The book addresses a wide variety of topics, including the film industry, journalism, television news, corporate consolidation of media, and the radio. The author places the media industries in broad historical context and helps you understand their evolution and its implications for our society. Truly an important book for our age.
If you buy only one book on media issues, I would recommend this one. I learned something important on every page.
McChesney classifies himself as a Political Economist of Media: a member of the class of media critics who aren't afraid to scrutinize the structure of the media, economy, and political system being analyzed. By viewing the most pressing issues in communications today without being afraid to examine the role of the institutions the issues are situated in, Political Economists of Media in general and McChesney in particular are able to gain a perspective that is both unusually broad and long.
The result is that the book raises profoundly under-asked questions that address core issues facing every member of American society, and the book hints at solutions that might rely on incredibly radical reforms. However, if you read the book objectively, you'll be more convinced than ever that our system is fatally flawed and the only types of reforms that will work will be very radical indeed.
"This book contains a gross error of an incident about me that was widely, and accurately, covered by other media, most notably the Washington Post and Columbia Journalism Review. (See "Blasting the Boss in Boston", Stephen J. Simurda, Columbia Journalism Review, September 2000.) I contacted McChesney when I discovered it; he apologized and said he would correct it in any future editions of this book. There have, however, been no future editions and it would be good of him to uphold the journalistic responsibility about which he so passionately preaches by providing an insert to any copies sold. I have no knowledge that he has done so. Readers should therefore be forewarned of the scholarly deficiency of this work."

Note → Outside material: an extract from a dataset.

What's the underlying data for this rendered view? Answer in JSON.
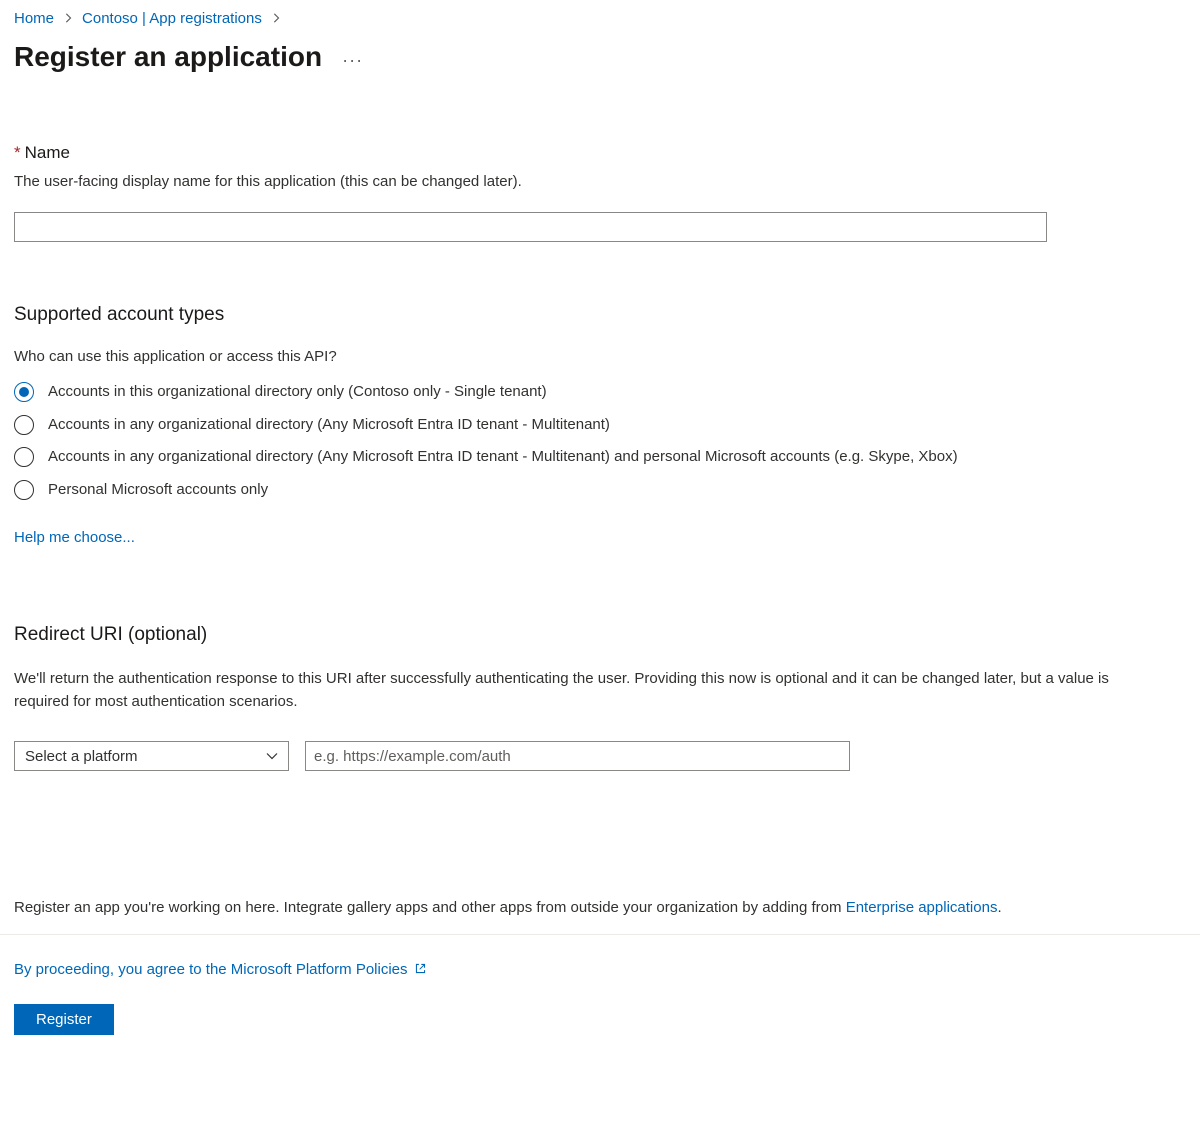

Well, guess what? The new book is copyrighted 2008 - at least six years after our conversation - and contains the same error. This is beyond unacceptable and renders worthless any criticism McChesney may have of the evils of mainstream media or whatever he is railing about. Ridiculous.